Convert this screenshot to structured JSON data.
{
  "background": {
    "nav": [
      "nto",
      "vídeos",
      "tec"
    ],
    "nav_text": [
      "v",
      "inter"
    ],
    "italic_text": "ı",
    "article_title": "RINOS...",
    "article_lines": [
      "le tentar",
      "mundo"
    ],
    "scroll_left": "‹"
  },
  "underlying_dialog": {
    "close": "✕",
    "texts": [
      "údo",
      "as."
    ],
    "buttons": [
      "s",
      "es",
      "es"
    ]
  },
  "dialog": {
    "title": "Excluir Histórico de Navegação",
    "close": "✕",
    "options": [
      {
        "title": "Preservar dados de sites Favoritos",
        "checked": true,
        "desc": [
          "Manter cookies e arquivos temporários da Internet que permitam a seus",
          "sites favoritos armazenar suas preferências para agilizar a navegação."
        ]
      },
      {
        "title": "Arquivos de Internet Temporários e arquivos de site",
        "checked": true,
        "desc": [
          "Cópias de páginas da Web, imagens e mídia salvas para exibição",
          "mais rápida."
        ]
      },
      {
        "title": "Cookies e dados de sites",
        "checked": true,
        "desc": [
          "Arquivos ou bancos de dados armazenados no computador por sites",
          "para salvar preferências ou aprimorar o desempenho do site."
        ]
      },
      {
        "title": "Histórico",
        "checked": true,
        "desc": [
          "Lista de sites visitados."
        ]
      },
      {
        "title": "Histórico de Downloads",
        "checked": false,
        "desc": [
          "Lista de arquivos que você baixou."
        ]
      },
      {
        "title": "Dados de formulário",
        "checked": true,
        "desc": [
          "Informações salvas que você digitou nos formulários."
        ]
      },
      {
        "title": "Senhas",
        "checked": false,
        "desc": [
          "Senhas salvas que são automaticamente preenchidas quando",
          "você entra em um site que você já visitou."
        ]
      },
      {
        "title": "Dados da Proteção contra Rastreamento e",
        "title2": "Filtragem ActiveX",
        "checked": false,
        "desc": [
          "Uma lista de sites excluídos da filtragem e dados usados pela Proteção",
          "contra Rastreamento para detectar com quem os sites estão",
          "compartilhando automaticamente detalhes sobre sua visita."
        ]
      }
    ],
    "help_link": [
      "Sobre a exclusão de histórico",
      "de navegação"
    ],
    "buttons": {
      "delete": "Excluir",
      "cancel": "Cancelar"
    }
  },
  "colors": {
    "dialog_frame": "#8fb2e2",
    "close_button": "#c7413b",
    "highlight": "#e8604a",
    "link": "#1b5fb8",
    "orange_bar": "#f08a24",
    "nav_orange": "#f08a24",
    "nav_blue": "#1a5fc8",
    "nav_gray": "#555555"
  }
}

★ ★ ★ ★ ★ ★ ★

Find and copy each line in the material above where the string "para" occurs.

          "sites favoritos armazenar suas preferências para agilizar a navegação."
          "Cópias de páginas da Web, imagens e mídia salvas para exibição",
          "para salvar preferências ou aprimorar o desempenho do site."
          "contra Rastreamento para detectar com quem os sites estão",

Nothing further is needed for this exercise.